Hashtag all you want #supportlocalbusiness, but if they’re crowded out of their supply due to hoarding consumers, it’s still GG for them.
All this is to say, before you buy, instead of asking yourself “what if I need it?”, ask “what if I don’t use it?“. We’re in this together, see the bigger picture.
Some trust in chariots, and some in horses: but we will remember the name of the LORD our God.
Now, if you already have flour at home, or have a few bananas past their prime, this is for you. But do not, please DO NOT go out and buy flour just to make this (maybe ask your local bakery if they can make it and you buy it from them instead!) Also, this frosting has the texture of Swiss meringue buttercream but has none of the work. You’re welcome.
Cardamom Banana Chocolate Walnut Cake
for a 9-inch cake, serves 12
- 3 large eggs
- 3/4 cup grape seed oil, or other neutral vegetable oil
- 3/4 cup brown sugar
- 4 black bananas, pureed (measures to 2 cups, if you’re short, top it up with milk)
- 1 tsp vanilla
- 1/2 tsp salt
- 2 1/4 cup all purpose flour
- 1 1/2 tsp baking powder
- 3/4 tsp baking soda
- 1 tsp cardamom
- 3/4 cup chopped toasted walnuts
- 3/4 cup dark chocolate chips
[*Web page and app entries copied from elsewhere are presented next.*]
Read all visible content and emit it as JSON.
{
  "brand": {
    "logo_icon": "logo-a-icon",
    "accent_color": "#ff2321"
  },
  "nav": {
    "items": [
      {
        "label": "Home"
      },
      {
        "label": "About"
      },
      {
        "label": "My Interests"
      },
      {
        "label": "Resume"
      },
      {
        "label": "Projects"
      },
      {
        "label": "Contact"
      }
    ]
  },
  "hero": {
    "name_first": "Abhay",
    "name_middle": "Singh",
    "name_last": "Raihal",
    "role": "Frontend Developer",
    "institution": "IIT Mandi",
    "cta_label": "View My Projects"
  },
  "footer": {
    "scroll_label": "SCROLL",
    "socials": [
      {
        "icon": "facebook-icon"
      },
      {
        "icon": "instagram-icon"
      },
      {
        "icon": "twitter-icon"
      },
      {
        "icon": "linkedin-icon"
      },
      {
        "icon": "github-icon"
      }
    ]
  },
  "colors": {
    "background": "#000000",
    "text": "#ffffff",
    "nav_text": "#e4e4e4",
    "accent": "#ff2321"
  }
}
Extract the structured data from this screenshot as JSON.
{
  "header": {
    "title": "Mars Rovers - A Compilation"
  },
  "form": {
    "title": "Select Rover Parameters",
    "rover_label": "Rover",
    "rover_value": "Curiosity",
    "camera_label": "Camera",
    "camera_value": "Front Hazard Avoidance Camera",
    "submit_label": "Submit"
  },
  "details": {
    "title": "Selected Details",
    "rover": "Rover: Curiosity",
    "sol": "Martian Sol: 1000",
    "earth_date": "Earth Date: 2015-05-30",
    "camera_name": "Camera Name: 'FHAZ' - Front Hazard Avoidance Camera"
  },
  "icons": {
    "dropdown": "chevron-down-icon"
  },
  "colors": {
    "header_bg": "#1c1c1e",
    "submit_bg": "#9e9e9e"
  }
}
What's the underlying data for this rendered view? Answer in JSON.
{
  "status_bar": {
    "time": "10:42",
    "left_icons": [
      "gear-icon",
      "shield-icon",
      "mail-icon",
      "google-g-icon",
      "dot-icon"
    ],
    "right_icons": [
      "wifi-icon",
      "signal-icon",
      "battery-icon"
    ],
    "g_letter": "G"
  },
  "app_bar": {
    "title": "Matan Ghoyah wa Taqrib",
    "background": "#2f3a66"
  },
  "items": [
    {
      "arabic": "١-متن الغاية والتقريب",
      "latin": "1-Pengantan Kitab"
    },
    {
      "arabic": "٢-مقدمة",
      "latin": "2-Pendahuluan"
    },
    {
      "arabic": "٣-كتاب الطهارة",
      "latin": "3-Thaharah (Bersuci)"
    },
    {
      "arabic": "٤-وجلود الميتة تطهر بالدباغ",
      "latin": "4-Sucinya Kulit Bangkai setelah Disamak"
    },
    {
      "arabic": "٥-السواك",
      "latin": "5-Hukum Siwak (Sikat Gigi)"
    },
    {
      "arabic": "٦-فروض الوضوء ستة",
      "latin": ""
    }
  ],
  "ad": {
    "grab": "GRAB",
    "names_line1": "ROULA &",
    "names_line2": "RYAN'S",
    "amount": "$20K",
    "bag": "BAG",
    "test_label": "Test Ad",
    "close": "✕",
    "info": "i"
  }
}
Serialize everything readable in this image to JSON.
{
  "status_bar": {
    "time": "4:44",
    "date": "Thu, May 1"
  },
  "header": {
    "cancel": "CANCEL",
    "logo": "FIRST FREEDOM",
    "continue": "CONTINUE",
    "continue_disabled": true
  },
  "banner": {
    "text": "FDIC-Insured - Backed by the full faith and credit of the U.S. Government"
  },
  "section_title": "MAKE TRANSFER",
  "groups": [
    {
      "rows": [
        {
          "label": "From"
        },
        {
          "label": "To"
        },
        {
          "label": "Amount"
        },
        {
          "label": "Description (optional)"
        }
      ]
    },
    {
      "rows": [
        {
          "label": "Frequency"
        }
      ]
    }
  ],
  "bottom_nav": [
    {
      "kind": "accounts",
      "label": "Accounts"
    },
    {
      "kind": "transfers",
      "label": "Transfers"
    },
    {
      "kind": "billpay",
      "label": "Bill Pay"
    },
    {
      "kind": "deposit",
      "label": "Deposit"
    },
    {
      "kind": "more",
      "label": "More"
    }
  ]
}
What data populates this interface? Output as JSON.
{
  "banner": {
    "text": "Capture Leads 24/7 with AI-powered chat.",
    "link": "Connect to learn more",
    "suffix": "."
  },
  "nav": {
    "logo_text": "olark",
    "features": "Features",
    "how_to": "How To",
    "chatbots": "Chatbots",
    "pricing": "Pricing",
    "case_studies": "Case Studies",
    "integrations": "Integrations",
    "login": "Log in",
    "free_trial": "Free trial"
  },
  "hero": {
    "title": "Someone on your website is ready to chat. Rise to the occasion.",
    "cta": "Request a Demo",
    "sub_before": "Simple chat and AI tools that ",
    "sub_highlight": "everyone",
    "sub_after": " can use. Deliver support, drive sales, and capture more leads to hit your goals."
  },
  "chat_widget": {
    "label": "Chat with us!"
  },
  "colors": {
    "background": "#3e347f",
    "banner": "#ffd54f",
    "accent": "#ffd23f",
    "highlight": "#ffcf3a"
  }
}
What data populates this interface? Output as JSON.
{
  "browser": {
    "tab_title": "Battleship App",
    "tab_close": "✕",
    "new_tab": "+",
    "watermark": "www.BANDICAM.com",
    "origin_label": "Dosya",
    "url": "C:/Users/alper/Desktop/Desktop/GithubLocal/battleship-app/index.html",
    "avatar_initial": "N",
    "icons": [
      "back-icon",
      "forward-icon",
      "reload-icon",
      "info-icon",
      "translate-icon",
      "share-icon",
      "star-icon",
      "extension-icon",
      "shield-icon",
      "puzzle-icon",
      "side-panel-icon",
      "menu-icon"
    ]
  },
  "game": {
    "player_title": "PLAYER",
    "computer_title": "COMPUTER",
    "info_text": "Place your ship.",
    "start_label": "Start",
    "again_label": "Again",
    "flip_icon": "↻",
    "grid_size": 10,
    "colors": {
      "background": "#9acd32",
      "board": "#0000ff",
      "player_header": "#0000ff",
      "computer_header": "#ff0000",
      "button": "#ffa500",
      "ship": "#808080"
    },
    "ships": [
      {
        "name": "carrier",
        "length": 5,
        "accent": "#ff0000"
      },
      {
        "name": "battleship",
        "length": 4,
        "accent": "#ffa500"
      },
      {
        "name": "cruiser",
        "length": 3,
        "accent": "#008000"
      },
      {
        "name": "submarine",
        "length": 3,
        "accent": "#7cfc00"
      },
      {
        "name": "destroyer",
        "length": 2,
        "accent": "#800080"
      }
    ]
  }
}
- Preheat the oven to 335 degrees F, with the rack placed in the bottom third of the oven. Line a 3-inch tall 9-inch round cake pan with parchment paper.
- In a large bowl, beat together the eggs, oil, sugar, banana puree, vanilla, and salt.
- Sift the flour, baking powder, baking soda, and cardamom into another bowl.
- Stir the flour mixture into the egg mixture until generally incorporated but still with streaks of flour throughout. Dump in the walnuts and chocolate chips and fold them through with a rubber spatula just until evenly distributed. Do not over-mix.
- Pour the batter into the prepared pan and bake for 1 hour to 1 hour and 20 minutes, or until a toothpick inserted comes out with moist crumbs.
- Cool completely before running a knife along the sides of the pan and releasing the cake.
Whipped Coconut Cream Cheese Frosting
- 1 cup unsalted butter, softened
- 1 pkg full fat Philadelphia brick cream cheese, softened
- 1/2 tsp coconut extract
- 1 3/4 cup icing sugar
- In a stand mixer, using the paddle attachment, beat the butter until well creamed.
- Scrape down the sides of the mixing bowl and add the cream cheese. Beat until completely smooth.
- Add the sugar and coconut extract. Beat until light and fluffy.
- Take 1 cup of the frosting and melt it in the microwave, about 30 seconds.
- Add this back to the large bowl of frosting and continue beating with the paddle attachment on medium high speed. It will turn very silky and runny at first, like ganache (if you stop here you will have a silky, but very dense frosting). Continue whipping until it resembles fully whipped cream (this gives you a really airy and light frosting that also tastes less sweet).
- Apply liberally and generously onto the cooled cake.
As with all cakes, I prefer to chill the finished cake completely in the fridge overnight (covered, so it doesn’t dry out), before taking a slice and letting it sit for 20 minutes at room temperature while I get ready (and allow the frosting to soften).